So Jesus proposes as a model the Samaritan, one who did not have faith! Let us too think of the many people we know, perhaps agnostic, who do good. Jesus chooses as a model a person who has not a man of faith. And this man, loving his brother as himself, shows that he loves God with all his heart and all his strength – the God he did not know! – and expresses at the same time true religiosity and full humanity.
After recounting this beautiful parable, Jesus again addresses the doctor of the law who had asked him, “Who is my neighbour?”, and says to him, “Which of these three do you think was a neighbour to the man who fell into the hands of robbers?” (36). In this way He reverses his interlocutor’s question, and also the logic of us all. He makes us understand that it is not for us, on the basis of our criteria, to define who our neighbour is or is not, but rather the person in need who should be able to recognize who is neighbour is, that is “The one who had mercy on him” (37). Being capable of having compassion: this is the key. This is our key. If you do not feel pity before a needy person, if your heart is not moved, then something is wrong. Be careful, be careful. We must not let ourselves be carried away by selfish insensitivity. The capacity for compassion has become the touchstone of the Christian, indeed of Jesus’ teaching. Jesus Himself is the compassion of the Father towards us. If you go down the street and see a homeless man lying there and pass by without looking at him, or you think: “But, it’s an effect of the wine. He is a drunk”, ask yourself if that man is drunk, ask yourself if your heart has not hardened, if your heart has not become ice. This conclusion indicates that mercy towards a human life in need is the true face of love. This is how one becomes a true disciple of Jesus and the face of the Father is manifested: “Be merciful, just as your Father is merciful” (Lk 6: 36). And God, our Father, is merciful, because He has compassion; He is capable of having this compassion, of approaching our pain, our sin, our vices, our miseries.

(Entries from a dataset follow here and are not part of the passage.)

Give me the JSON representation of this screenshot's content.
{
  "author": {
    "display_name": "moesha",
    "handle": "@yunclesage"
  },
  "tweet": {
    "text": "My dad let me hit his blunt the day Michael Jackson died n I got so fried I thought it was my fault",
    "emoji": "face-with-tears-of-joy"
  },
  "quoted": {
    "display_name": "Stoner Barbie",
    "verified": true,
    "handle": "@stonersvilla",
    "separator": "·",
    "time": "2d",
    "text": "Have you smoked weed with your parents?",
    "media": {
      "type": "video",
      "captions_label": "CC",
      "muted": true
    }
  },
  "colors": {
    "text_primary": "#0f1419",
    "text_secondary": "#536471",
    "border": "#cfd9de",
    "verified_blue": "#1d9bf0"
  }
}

May the Virgin Mary help us to understand and above all increasingly to live the unbreakable bond between the love for God our Father and the concrete and generous love for our brothers, and may she give us the grace to have compassion and to grow in compassion.

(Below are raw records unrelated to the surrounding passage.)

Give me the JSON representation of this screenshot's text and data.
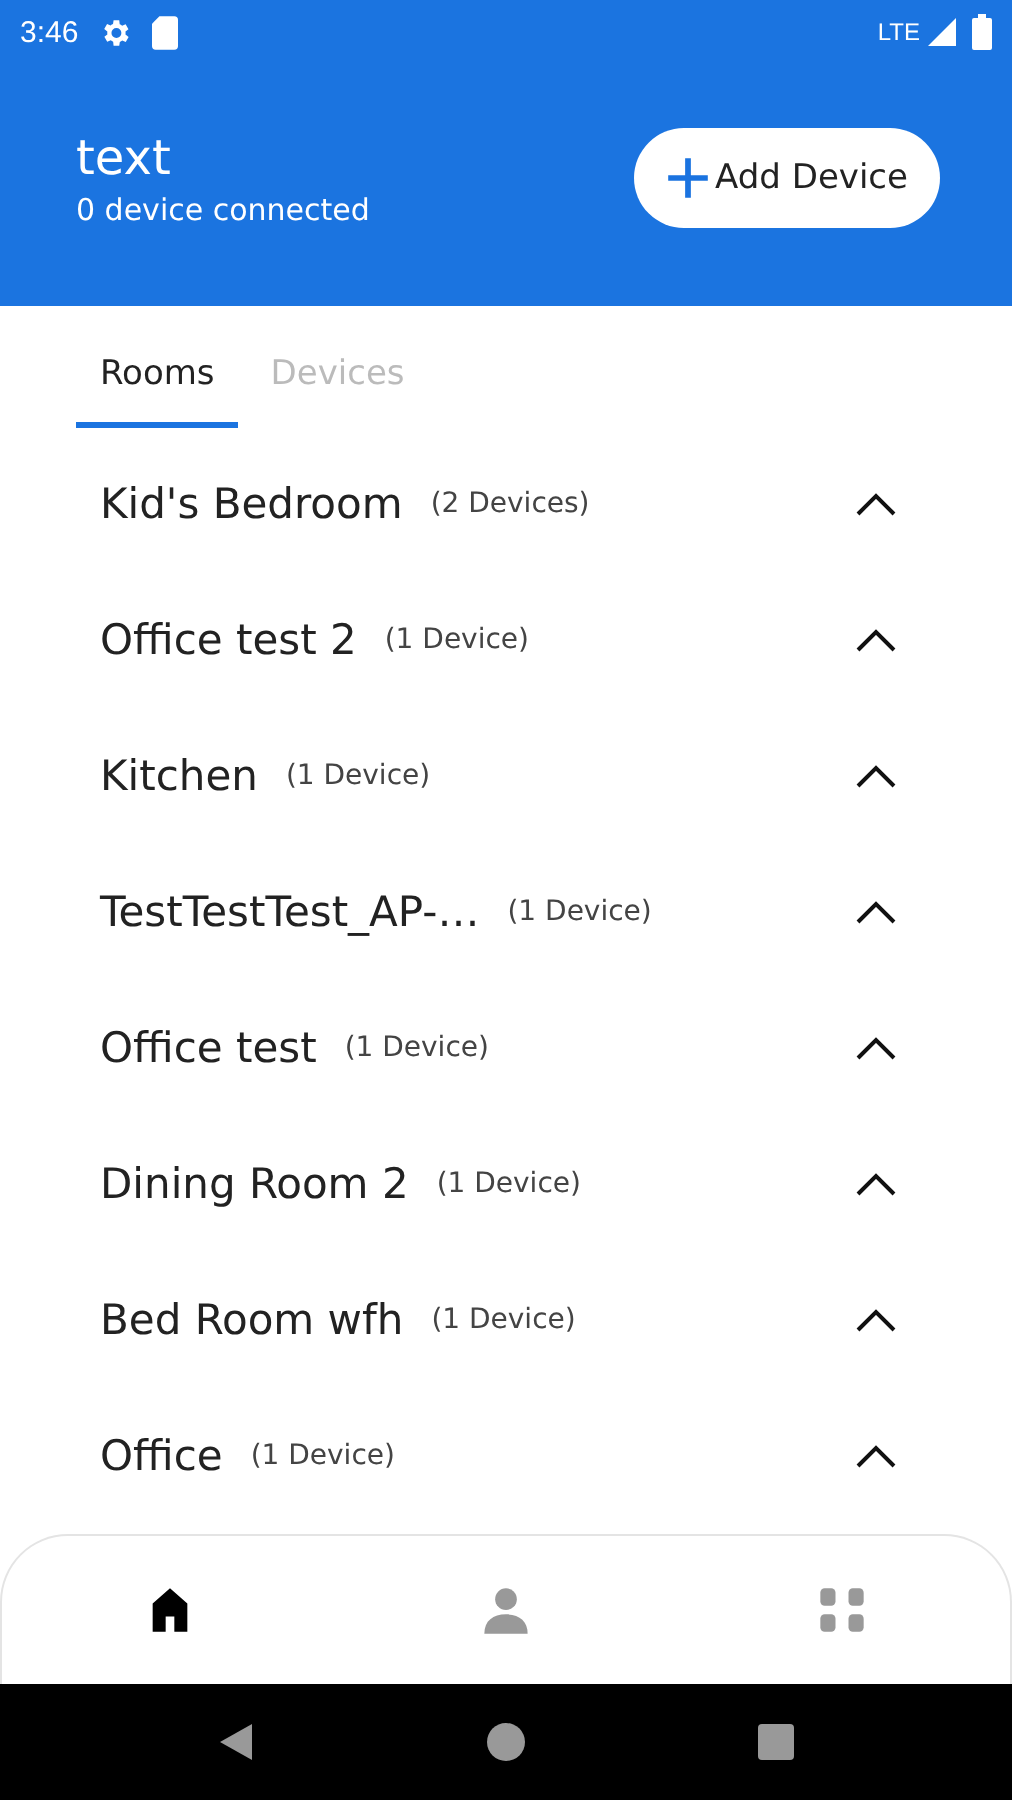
{
  "status_bar": {
    "time": "3:46",
    "network": "LTE"
  },
  "header": {
    "title": "text",
    "subtitle": "0 device connected",
    "add_button": "Add Device"
  },
  "tabs": [
    {
      "label": "Rooms",
      "selected": true
    },
    {
      "label": "Devices",
      "selected": false
    }
  ],
  "rooms": [
    {
      "name": "Kid's Bedroom",
      "count": "(2 Devices)"
    },
    {
      "name": "Office test 2",
      "count": "(1 Device)"
    },
    {
      "name": "Kitchen",
      "count": "(1 Device)"
    },
    {
      "name": "TestTestTest_AP-…",
      "count": "(1 Device)"
    },
    {
      "name": "Office test",
      "count": "(1 Device)"
    },
    {
      "name": "Dining Room 2",
      "count": "(1 Device)"
    },
    {
      "name": "Bed Room wfh",
      "count": "(1 Device)"
    },
    {
      "name": "Office",
      "count": "(1 Device)"
    }
  ],
  "bottom_nav": [
    {
      "kind": "home",
      "selected": true
    },
    {
      "kind": "profile",
      "selected": false
    },
    {
      "kind": "apps",
      "selected": false
    }
  ]
}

After the Angelus
Dear brothers and sisters,
Once again I wish to express my closeness to the beloved Venezuelan people, particularly tried by the continuing crisis. Let us pray to the Lord to inspire and enlighten the parties involved, so that they may reach an agreement as soon as possible to put an end to the sufferings of the people for the good of the country and of the entire region.
I cordially greet all of you, Romans and pilgrims from Italy and various parts of the world: families, parish groups, and associations.

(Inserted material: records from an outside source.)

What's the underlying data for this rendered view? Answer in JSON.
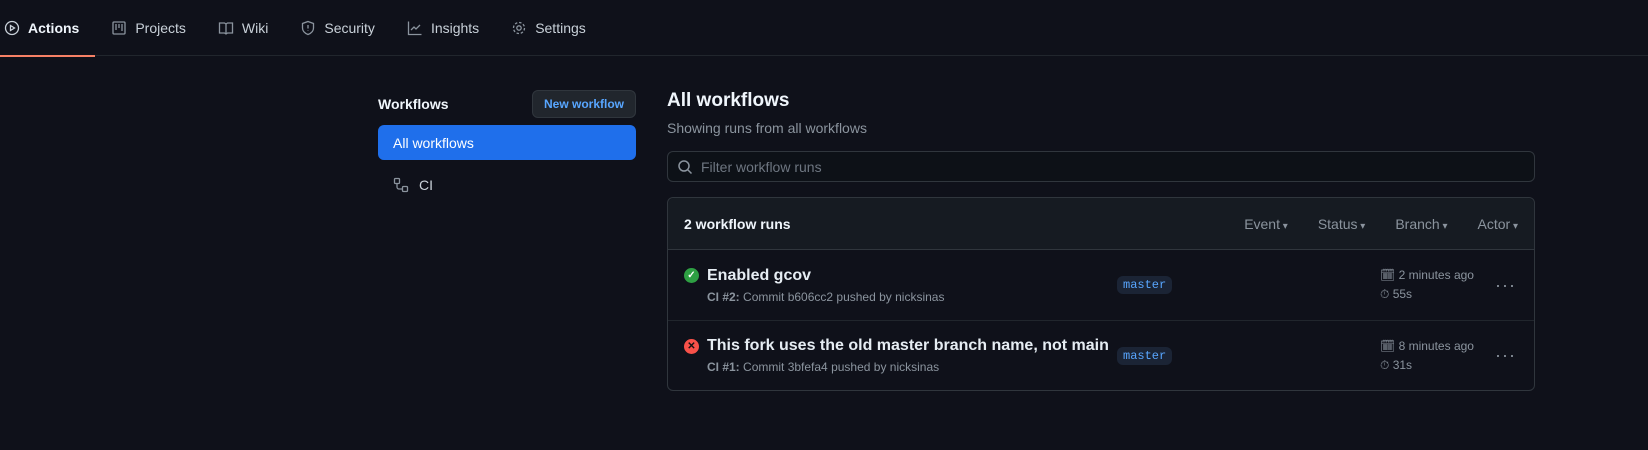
{
  "nav": {
    "tabs": [
      {
        "label": "Actions",
        "icon": "play-icon"
      },
      {
        "label": "Projects",
        "icon": "project-icon"
      },
      {
        "label": "Wiki",
        "icon": "book-icon"
      },
      {
        "label": "Security",
        "icon": "shield-icon"
      },
      {
        "label": "Insights",
        "icon": "graph-icon"
      },
      {
        "label": "Settings",
        "icon": "gear-icon"
      }
    ]
  },
  "sidebar": {
    "title": "Workflows",
    "new_button": "New workflow",
    "items": [
      {
        "label": "All workflows"
      },
      {
        "label": "CI"
      }
    ]
  },
  "main": {
    "title": "All workflows",
    "subtitle": "Showing runs from all workflows",
    "search_placeholder": "Filter workflow runs",
    "count": "2 workflow runs",
    "filters": [
      "Event",
      "Status",
      "Branch",
      "Actor"
    ],
    "runs": [
      {
        "status": "success",
        "title": "Enabled gcov",
        "workflow": "CI #2:",
        "meta": "Commit b606cc2 pushed by nicksinas",
        "branch": "master",
        "time": "2 minutes ago",
        "duration": "55s"
      },
      {
        "status": "failure",
        "title": "This fork uses the old master branch name, not main",
        "workflow": "CI #1:",
        "meta": "Commit 3bfefa4 pushed by nicksinas",
        "branch": "master",
        "time": "8 minutes ago",
        "duration": "31s"
      }
    ]
  },
  "colors": {
    "success": "#2ea043",
    "failure": "#f85149",
    "accent": "#1f6feb",
    "underline": "#f78166"
  }
}
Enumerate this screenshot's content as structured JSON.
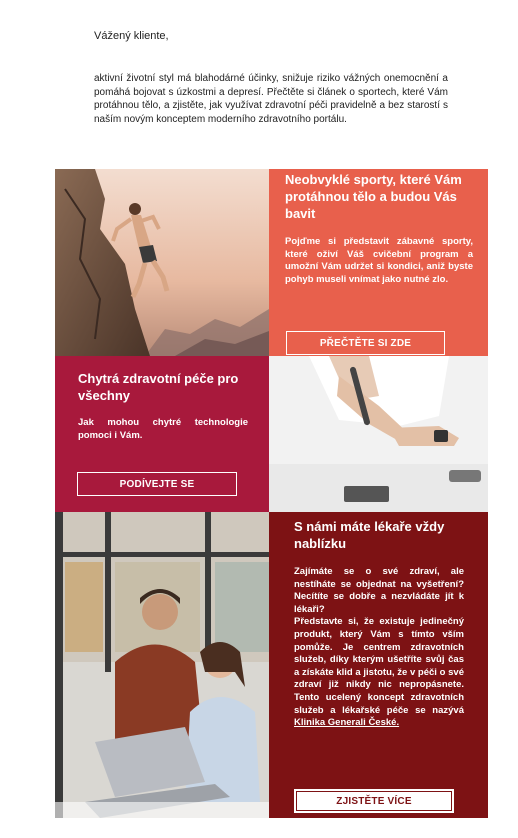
{
  "greeting": "Vážený kliente,",
  "intro": "aktivní životní styl má blahodárné účinky, snižuje riziko vážných onemocnění a pomáhá bojovat s úzkostmi a depresí. Přečtěte si článek o sportech, které Vám protáhnou tělo, a zjistěte, jak využívat zdravotní péči pravidelně a bez starostí s naším novým konceptem moderního zdravotního portálu.",
  "sports": {
    "title": "Neobvyklé sporty, které Vám protáhnou tělo a budou Vás bavit",
    "body": "Pojďme si představit zábavné sporty, které oživí Váš cvičební program a umožní Vám udržet si kondici, aniž byste pohyb museli vnímat jako nutné zlo.",
    "button": "PŘEČTĚTE SI ZDE"
  },
  "smart": {
    "title": "Chytrá zdravotní péče pro všechny",
    "body": "Jak mohou chytré technologie pomoci i Vám.",
    "button": "PODÍVEJTE SE"
  },
  "doctor": {
    "title": "S námi máte lékaře vždy nablízku",
    "body1": "Zajímáte se o své zdraví, ale nestíháte se objednat na vyšetření? Necítíte se dobře a nezvládáte jít k lékaři?",
    "body2": "Představte si, že existuje jedinečný produkt, který Vám s tímto vším pomůže. Je centrem zdravotních služeb, díky kterým ušetříte svůj čas a získáte klid a jistotu, že v péči o své zdraví již nikdy nic nepropásnete. Tento ucelený koncept zdravotních služeb a lékařské péče se nazývá",
    "link": "Klinika Generali České.",
    "button": "ZJISTĚTE VÍCE"
  },
  "colors": {
    "coral": "#e8604c",
    "crimson": "#a8193c",
    "maroon": "#7d1214"
  },
  "images": [
    "rock-climber-photo",
    "glucose-test-photo",
    "couple-laptop-photo"
  ]
}
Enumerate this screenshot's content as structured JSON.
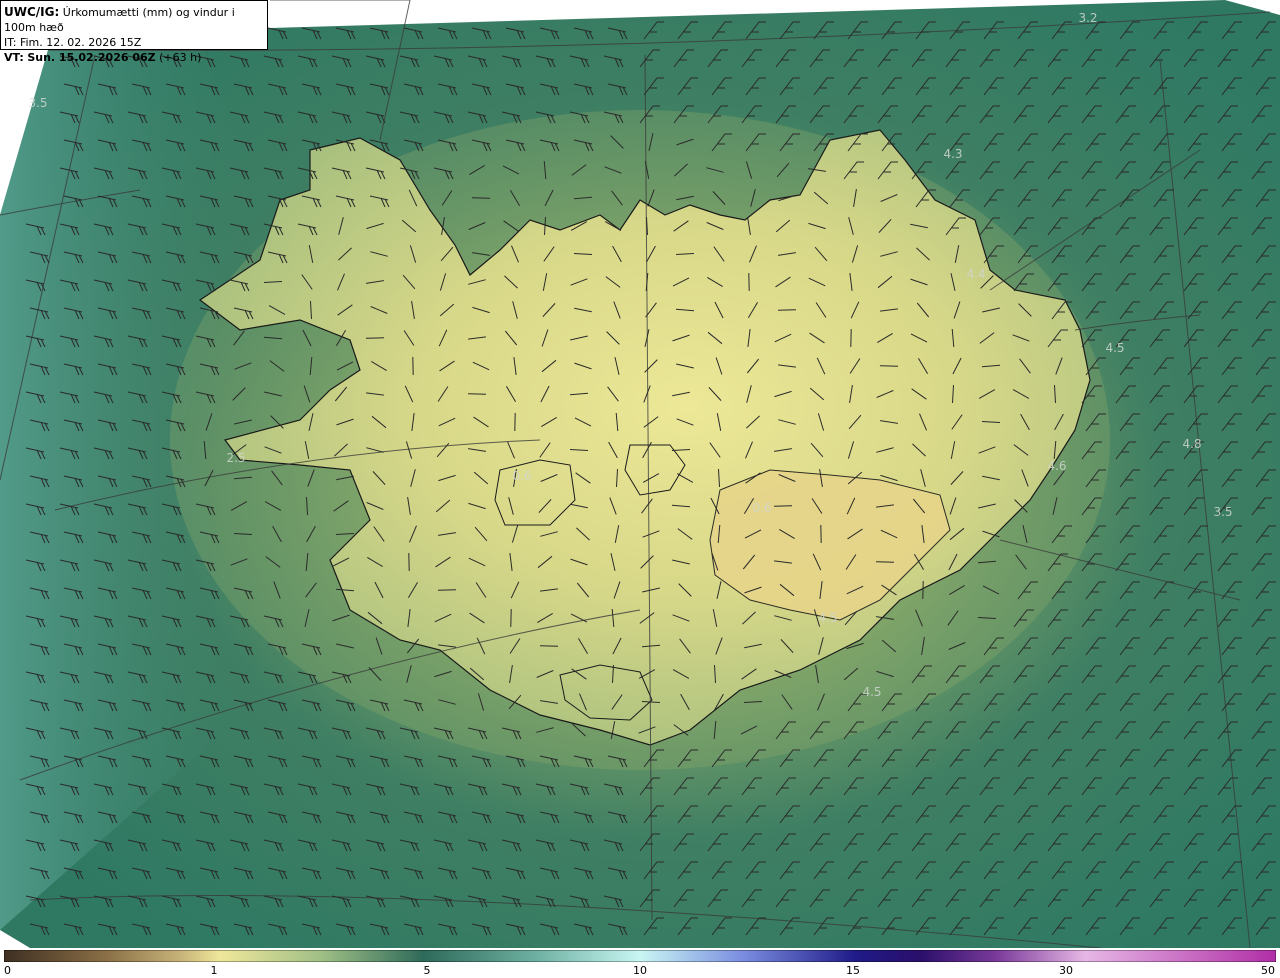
{
  "header": {
    "model": "UWC/IG:",
    "description": "Úrkomumætti (mm) og vindur i 100m hæð",
    "it_label": "IT: ",
    "it_time": "Fim. 12. 02. 2026 15Z",
    "vt_label": "VT:",
    "vt_time": "Sun. 15.02.2026 06Z",
    "vt_offset": "(+63 h)"
  },
  "map": {
    "variable": "precipitable water (mm)",
    "overlay": "wind barbs at 100 m",
    "value_labels": [
      "3.2",
      "3.5",
      "4.3",
      "4.4",
      "4.5",
      "4.8",
      "4.6",
      "3.5",
      "4.5",
      "2.5",
      "0.6",
      "4.5",
      "0.6"
    ]
  },
  "colorbar": {
    "ticks": [
      "0",
      "1",
      "5",
      "10",
      "15",
      "30",
      "50"
    ],
    "colors": [
      "#3e2f22",
      "#8a6f46",
      "#c8b57a",
      "#efe79a",
      "#9fbf86",
      "#2e6a5a",
      "#6fb2a3",
      "#c9f6f3",
      "#7b8ee0",
      "#1f1a88",
      "#2a0f6a",
      "#7a3a9a",
      "#e6b7e5",
      "#b02ea6"
    ]
  }
}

In particular, I greet the young people of the dioceses of Pamplona and Tudela, those attending the course for formators promoted by “Regnum Christi”, the sisters of the Sacred Family of Nazareth who are celebrating their General Chapter, and the confirmands of Bolgare, Bergamo.
I send a cordial greeting to Polish faithful, to you [indicates the faithful in the square] and to those who participate in the annual pilgrimage of Radio Maria to the Shrine of Czestochowa. Let us greet all the Polish pilgrims.
I wish you all a good Sunday. Please, do not forget to pray for me. Have a good lunch, and goodbye.